A top Chinese government official has blamed Europe’s economic problems on welfare provision and labour laws.
Jin Liqun, chair of China’s sovereign wealth fund (the body which manages the Chinese government’s overseas investment of its spare loot) told Al Jazeera: “If you look at the troubles which happened in European countries, this is purely because of the accumulated troubles of the worn-out welfare society. I think the labour laws are outdated. The labour laws induce sloth, indolence, rather than hard work. The incentive system is totally out of whack.

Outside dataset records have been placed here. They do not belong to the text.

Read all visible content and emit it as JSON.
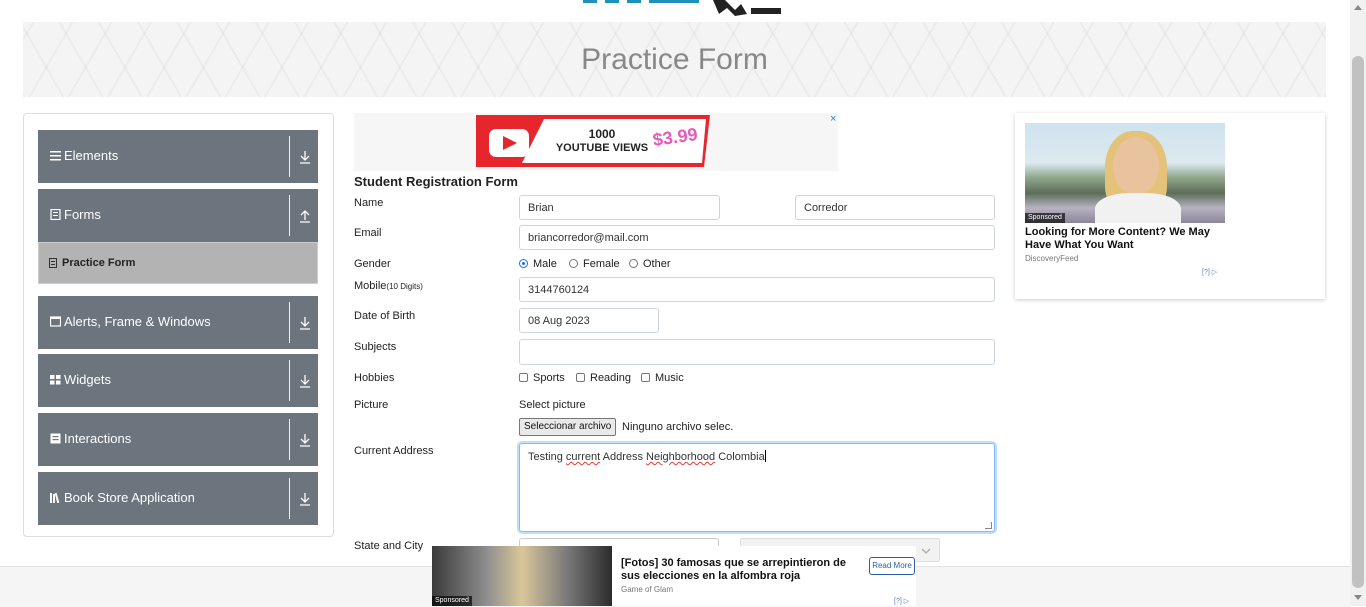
{
  "header": {
    "title": "Practice Form"
  },
  "sidebar": {
    "groups": [
      {
        "label": "Elements",
        "icon": "hamburger-icon",
        "arrow": "down"
      },
      {
        "label": "Forms",
        "icon": "document-icon",
        "arrow": "up"
      },
      {
        "label": "Alerts, Frame & Windows",
        "icon": "window-icon",
        "arrow": "down"
      },
      {
        "label": "Widgets",
        "icon": "grid-icon",
        "arrow": "down"
      },
      {
        "label": "Interactions",
        "icon": "list-icon",
        "arrow": "down"
      },
      {
        "label": "Book Store Application",
        "icon": "books-icon",
        "arrow": "down"
      }
    ],
    "active_item": {
      "label": "Practice Form",
      "icon": "file-icon"
    }
  },
  "ads": {
    "top": {
      "line1": "1000",
      "line2": "YOUTUBE VIEWS",
      "price": "$3.99",
      "close": "×"
    },
    "right": {
      "sponsored": "Sponsored",
      "title": "Looking for More Content? We May Have What You Want",
      "source": "DiscoveryFeed",
      "info": "[?]"
    },
    "bottom": {
      "sponsored": "Sponsored",
      "title": "[Fotos] 30 famosas que se arrepintieron de sus elecciones en la alfombra roja",
      "source": "Game of Glam",
      "button": "Read More",
      "info": "[?]"
    }
  },
  "form": {
    "title": "Student Registration Form",
    "name_label": "Name",
    "first_name": "Brian",
    "last_name": "Corredor",
    "email_label": "Email",
    "email": "briancorredor@mail.com",
    "gender_label": "Gender",
    "gender_options": [
      "Male",
      "Female",
      "Other"
    ],
    "gender_selected": "Male",
    "mobile_label": "Mobile",
    "mobile_hint": "(10 Digits)",
    "mobile": "3144760124",
    "dob_label": "Date of Birth",
    "dob": "08 Aug 2023",
    "subjects_label": "Subjects",
    "subjects": "",
    "hobbies_label": "Hobbies",
    "hobbies": [
      "Sports",
      "Reading",
      "Music"
    ],
    "picture_label": "Picture",
    "picture_prompt": "Select picture",
    "file_button": "Seleccionar archivo",
    "file_status": "Ninguno archivo selec.",
    "address_label": "Current Address",
    "address_words": [
      "Testing",
      "current",
      "Address",
      "Neighborhood",
      "Colombia"
    ],
    "state_city_label": "State and City"
  }
}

“Why should, for instance, within [the] eurozone, some member-states’ people have to work to 65, even longer, whereas in some other countries they are happily retiring at 55, languishing on the beach? This is unfair. The welfare system is good for any society to reduce the gap, to help those who happen to have disadvantages, to enjoy a good life, but a welfare society should not induce people not to work hard.”
Welfare provision, and laws which give workers some protection from unfair dismissal or unsafe work conditions, exist in Europe thanks to two hundred years’ struggle by labour movements across the continent. Eroded in recent decades, they still exist.
China has never had a free labour movement. Since the victory of Mao Zedong’s Stalinists in 1949, all working-class organisation outside the official state-run trade unions (fake “trade unions”) has been suppressed.
In recent years, strikes have become common in China, with the growth of a vast urban working class facing enormous social inequality and corruption. The government, nervous about unrest, is sometimes subtle about dealing with them: but they all happen, at best, in a legal grey area. Chinese workers have no rights.
Welfare provision is minimal. Health care has to be paid for (though some prices are subsidised). People complain that they have to bribe teachers if they want their children to get a decent education.
The Chinese state puts more people to death than all the rest of the world put together. It publishes no information on its use of capital punishment, but Amnesty International reckons that executions in China run into thousands a year, maybe ten times as many as in the next-worst country, Iran.
Jin Liqun’s statement shows what the Chinese bureaucrats think about this. To them, the oppression in China seems normal, and the still relatively civilised conditions of European workers look like an outrageous departure from what is normal and right.
Would-be leftists in Europe who still regard China as “communist” or “socialist” or left-wing should learn the lesson. “Communism” which relies on such oppression of the working class that Merkel, Sarkozy, and Cameron look outrageously “soft” by comparison is not “communism” at all, but a system of exploitation by a bureaucratically-organised ruling class.